• It’s easy to feel overwhelmed by document disorganization and e-mail overload. Paul Lagasse of Active Voice Writing & Editorial Services (www.avwrites.com), a former records manager who knows how to manage files, even though he admits that he hates doing it, addressed “Don’t Let Your Electronic Files Manage You,” providing tips on how to organize electronic documents and e-mail, set up a simple purge schedule to prevent file overload, and other aspects of effective file management for freelancers.
• The Portable Document Format (PDF) was created to make it easy for colleagues to review almost-final projects when designers and clients had different computer systems, programs and document elements – artwork, fonts, etc. – and was intended to function as the digital equivalent of a blueline: for last-ditch proofreading.
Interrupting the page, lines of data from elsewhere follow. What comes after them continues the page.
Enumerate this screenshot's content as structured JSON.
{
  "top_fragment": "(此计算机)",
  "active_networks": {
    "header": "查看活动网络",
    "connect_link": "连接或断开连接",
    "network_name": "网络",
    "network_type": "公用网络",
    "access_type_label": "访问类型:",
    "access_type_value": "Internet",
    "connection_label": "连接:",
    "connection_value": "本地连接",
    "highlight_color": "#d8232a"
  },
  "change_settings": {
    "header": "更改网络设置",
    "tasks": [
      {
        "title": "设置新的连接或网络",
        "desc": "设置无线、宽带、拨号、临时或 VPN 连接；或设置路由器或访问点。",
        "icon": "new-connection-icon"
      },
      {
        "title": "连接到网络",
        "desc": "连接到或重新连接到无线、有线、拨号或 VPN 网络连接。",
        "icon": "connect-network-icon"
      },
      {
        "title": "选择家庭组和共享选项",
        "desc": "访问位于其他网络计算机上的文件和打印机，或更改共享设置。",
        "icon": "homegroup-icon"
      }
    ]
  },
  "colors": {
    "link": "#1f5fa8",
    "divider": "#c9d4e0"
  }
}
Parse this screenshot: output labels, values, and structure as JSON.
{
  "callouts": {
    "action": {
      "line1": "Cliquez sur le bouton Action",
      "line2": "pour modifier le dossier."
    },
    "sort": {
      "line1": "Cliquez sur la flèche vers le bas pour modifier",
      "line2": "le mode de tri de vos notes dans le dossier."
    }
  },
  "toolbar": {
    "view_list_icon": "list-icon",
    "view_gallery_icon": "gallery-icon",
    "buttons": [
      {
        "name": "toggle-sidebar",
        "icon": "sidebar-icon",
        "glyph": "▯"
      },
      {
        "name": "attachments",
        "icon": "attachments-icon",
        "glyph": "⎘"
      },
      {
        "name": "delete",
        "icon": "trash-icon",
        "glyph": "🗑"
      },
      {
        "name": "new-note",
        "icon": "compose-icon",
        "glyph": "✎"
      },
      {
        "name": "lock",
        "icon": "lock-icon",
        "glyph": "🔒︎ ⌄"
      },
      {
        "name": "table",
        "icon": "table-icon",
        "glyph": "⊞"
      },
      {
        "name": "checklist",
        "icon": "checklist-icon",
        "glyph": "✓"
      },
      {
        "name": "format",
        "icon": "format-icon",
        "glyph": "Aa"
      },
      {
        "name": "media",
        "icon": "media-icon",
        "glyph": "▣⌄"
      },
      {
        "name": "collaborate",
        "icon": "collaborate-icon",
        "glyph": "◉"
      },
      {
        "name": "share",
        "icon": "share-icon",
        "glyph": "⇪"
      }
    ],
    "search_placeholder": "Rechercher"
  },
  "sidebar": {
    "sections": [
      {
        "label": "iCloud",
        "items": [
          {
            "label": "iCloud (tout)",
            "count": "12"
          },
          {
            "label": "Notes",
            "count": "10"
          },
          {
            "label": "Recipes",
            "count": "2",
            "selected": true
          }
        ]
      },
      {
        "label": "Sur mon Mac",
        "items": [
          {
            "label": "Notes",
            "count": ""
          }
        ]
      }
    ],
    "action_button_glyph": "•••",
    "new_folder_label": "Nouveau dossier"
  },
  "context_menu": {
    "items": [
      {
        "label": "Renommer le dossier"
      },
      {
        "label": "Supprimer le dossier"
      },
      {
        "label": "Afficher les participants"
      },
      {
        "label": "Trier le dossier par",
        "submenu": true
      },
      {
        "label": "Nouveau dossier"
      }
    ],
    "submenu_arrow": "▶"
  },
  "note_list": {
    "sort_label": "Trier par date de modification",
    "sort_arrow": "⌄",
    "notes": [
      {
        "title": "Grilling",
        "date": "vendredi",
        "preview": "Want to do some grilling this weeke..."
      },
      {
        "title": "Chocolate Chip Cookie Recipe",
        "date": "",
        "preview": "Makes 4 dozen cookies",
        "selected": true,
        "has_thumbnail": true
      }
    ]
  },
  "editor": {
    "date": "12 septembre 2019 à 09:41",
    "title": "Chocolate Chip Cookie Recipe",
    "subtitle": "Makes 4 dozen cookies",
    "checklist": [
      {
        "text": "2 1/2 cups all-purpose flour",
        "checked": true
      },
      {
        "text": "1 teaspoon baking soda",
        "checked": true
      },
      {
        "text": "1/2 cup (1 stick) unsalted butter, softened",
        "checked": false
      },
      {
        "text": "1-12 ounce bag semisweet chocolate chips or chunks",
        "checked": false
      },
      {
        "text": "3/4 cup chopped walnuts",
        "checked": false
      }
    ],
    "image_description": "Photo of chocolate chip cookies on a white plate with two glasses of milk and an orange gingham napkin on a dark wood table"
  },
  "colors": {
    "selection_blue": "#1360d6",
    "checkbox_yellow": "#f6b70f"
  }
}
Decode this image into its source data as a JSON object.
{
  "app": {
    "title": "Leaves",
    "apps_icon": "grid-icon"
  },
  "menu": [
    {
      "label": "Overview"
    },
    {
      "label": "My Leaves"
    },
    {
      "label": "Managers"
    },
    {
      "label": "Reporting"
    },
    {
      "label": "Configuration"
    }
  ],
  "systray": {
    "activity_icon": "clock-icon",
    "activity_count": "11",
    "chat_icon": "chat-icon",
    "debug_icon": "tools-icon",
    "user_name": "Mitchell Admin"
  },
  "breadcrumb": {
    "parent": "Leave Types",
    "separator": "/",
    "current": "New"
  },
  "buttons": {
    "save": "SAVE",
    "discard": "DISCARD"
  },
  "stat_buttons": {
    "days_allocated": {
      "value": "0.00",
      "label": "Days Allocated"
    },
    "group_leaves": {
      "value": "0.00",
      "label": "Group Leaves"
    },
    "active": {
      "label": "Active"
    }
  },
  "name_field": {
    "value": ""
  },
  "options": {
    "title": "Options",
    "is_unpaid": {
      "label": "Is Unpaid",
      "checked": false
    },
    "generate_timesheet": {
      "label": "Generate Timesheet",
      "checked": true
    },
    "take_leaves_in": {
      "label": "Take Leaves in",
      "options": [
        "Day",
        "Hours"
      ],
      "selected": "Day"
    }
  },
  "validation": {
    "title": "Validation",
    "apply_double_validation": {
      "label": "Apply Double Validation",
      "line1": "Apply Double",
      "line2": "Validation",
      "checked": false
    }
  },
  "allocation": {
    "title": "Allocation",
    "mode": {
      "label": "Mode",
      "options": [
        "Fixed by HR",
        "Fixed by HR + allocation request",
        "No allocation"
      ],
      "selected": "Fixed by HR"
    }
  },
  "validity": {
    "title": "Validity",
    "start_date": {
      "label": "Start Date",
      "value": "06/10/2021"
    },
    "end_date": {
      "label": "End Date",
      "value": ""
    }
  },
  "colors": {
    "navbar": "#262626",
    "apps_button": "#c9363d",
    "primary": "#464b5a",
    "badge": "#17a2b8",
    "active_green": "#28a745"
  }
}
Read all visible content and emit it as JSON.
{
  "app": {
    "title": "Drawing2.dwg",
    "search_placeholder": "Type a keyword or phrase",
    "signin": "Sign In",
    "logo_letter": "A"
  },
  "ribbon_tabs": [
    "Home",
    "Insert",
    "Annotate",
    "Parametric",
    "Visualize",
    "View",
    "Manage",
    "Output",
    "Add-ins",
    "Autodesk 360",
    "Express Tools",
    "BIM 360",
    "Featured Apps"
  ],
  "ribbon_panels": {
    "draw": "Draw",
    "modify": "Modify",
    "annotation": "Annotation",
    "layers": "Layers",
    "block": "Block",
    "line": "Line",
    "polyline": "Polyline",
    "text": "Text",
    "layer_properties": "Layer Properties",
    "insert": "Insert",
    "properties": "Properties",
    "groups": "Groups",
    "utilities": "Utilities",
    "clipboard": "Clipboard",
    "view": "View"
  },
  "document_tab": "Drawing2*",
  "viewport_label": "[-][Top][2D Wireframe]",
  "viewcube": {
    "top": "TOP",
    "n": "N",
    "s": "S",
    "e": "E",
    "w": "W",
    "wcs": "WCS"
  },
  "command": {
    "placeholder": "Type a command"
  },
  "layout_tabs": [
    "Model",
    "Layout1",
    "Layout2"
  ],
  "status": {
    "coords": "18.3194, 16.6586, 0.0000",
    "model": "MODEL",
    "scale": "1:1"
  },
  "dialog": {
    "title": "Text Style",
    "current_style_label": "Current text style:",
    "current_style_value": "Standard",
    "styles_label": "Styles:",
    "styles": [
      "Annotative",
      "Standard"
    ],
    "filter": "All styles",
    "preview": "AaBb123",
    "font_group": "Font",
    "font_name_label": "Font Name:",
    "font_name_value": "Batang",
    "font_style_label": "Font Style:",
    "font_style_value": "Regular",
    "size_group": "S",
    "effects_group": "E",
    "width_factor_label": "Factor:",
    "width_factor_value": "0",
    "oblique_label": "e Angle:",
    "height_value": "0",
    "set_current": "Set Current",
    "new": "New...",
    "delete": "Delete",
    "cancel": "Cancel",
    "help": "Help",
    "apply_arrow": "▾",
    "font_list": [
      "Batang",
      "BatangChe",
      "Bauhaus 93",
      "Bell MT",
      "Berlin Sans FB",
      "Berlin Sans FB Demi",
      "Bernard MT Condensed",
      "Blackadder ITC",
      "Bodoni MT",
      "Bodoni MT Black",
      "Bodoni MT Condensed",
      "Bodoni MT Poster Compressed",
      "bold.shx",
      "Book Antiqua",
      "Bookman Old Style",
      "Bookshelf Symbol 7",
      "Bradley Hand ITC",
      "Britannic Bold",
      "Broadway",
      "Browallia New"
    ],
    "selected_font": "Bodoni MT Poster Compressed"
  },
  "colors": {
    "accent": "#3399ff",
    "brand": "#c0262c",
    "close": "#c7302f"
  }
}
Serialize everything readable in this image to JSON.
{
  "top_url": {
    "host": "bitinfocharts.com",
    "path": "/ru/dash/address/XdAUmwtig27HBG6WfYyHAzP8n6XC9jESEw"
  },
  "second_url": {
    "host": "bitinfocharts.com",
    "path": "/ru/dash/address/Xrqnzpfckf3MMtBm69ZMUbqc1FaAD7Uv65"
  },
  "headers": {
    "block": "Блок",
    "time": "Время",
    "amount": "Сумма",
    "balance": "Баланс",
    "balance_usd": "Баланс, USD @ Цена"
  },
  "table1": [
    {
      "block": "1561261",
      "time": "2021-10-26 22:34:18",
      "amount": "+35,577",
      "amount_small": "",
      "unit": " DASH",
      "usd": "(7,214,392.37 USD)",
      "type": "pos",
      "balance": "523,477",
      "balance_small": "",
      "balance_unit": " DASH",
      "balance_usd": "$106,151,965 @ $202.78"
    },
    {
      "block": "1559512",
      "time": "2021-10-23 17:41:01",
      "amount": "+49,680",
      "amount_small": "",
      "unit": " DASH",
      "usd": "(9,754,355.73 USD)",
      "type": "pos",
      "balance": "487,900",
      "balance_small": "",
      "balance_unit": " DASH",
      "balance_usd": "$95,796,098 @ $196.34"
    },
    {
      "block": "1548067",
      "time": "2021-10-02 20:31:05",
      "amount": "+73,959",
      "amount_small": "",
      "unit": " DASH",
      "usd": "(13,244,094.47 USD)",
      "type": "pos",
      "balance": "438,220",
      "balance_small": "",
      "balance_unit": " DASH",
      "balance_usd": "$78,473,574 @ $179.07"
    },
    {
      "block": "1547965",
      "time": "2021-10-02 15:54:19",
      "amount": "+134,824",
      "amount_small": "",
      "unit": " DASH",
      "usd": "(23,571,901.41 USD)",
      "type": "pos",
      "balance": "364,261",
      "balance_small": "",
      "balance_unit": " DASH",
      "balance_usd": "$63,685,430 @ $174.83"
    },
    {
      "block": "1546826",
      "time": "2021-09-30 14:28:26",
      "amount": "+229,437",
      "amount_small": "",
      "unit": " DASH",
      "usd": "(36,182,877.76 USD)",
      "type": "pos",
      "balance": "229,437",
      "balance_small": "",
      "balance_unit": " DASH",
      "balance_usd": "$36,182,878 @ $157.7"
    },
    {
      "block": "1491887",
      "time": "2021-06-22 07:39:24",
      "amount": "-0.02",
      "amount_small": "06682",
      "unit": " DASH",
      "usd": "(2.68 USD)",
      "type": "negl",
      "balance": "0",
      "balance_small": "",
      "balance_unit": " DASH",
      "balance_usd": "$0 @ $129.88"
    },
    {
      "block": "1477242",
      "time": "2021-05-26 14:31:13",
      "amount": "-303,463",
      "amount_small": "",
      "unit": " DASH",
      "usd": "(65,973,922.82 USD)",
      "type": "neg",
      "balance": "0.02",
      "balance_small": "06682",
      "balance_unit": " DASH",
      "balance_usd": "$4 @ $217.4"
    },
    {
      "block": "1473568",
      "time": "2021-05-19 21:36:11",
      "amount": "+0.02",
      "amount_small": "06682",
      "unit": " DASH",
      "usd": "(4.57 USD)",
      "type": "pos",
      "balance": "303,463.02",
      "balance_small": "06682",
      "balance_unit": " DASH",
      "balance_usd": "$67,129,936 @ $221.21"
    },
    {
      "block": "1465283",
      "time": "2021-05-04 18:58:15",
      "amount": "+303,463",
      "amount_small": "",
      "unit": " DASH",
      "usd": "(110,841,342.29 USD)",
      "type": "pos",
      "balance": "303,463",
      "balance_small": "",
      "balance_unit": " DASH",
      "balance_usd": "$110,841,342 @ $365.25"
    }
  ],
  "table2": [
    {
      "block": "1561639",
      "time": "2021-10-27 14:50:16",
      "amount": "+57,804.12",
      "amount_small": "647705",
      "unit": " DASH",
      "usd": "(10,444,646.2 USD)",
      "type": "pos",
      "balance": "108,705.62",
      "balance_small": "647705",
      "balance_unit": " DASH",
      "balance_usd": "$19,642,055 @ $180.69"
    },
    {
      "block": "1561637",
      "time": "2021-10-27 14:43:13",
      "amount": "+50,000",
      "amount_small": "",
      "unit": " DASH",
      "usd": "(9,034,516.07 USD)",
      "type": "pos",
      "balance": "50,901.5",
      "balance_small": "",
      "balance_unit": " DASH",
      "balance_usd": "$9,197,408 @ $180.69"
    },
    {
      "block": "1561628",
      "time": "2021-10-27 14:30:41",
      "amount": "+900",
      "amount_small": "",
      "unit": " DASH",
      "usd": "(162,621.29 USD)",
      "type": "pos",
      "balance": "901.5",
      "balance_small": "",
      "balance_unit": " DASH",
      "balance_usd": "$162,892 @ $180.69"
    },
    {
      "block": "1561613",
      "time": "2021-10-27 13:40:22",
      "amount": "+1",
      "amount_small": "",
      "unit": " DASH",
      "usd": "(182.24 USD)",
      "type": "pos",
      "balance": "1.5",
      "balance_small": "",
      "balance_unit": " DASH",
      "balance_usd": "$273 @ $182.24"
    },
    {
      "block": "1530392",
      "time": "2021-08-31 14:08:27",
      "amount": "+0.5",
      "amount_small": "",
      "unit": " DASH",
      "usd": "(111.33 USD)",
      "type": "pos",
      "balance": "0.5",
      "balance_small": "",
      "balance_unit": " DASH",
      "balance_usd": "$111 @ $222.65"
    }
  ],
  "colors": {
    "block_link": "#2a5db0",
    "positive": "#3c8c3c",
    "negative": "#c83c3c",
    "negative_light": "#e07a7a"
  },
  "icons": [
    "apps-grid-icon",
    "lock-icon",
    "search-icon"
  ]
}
However, more and more clients are asking freelancers (and employees) to edit and proofread PDFs in Adobe Acrobat. In this hands-on session on “Adapting to Acrobat,” Bevi Chagnon of PubCom walked participants through what it takes to get the hang of this increasingly important way of doing editorial work.
• Editorial freelancers are always looking for ways to make the most out of every hour by working more efficiently and effectively. In “Go Wild with Wildcards for Greater Productivity,” April Michelle Davis, owner of Editorial Inspirations, stepped in for Jack Lyon of the Editorium – the master of macros and other time-saving, productivity-enhancing resources for editors, proofreaders and writers – to demonstrate how wildcards can help freelancers do just that.
• There comes a point in almost every editorial professional’s life when it seems appealing to hand off the hands-on writing, editing, proofreading, indexing and related work to someone else and manage the process instead. In “Profiting from Project Management,” Elaine Smith of EWS Associates discussed how to set up on the management side of the editorial desk – skills, processes, people, projects and more – from who has moved successfully into finding, organizing and managing projects involving skills of colleagues and subcontractors. Barbara Hart of Publications Professionals LLP and Communication Central owner Ruth E. Thaler-Carter added their perspectives on this business model as well.
• Editing fiction seems like the most fun work there could be in our editorial world. The core differences between editing fiction and nonfiction were the focus of a session on “A Dual Look at Editing Fiction,” as well as the particular types of clients and tasks a fiction editor encounters, form a long-time copyeditor for traditional print houses and a “mixed-type” editor for independents and small presses. Carolyn Haley and Amy Schneider discussed tools, techniques and philosophy; charted the paths each traveled to find their niches; and showed what colleagues need to know to determine whether fiction editing is for them.
• Many of us prefer to focus on what we do and finding clients to let us do it at great rates, but social media in a variety of forms and technology beyond Word, e-mail, Acrobat, etc., are more and more important to the world of editorial work, especially for freelancers. The options – and their demands on your time – can be confusing and intimidating. In “Social Media, Blogs, Teleseminars and Webinars – Tech to Promote Your Business,” Janice Campbell, founder of the National Association of Independent Writers and Editors (NAIWE) provided practical, detailed insights into how current social media options and technology can work to your advantage and help you build your business.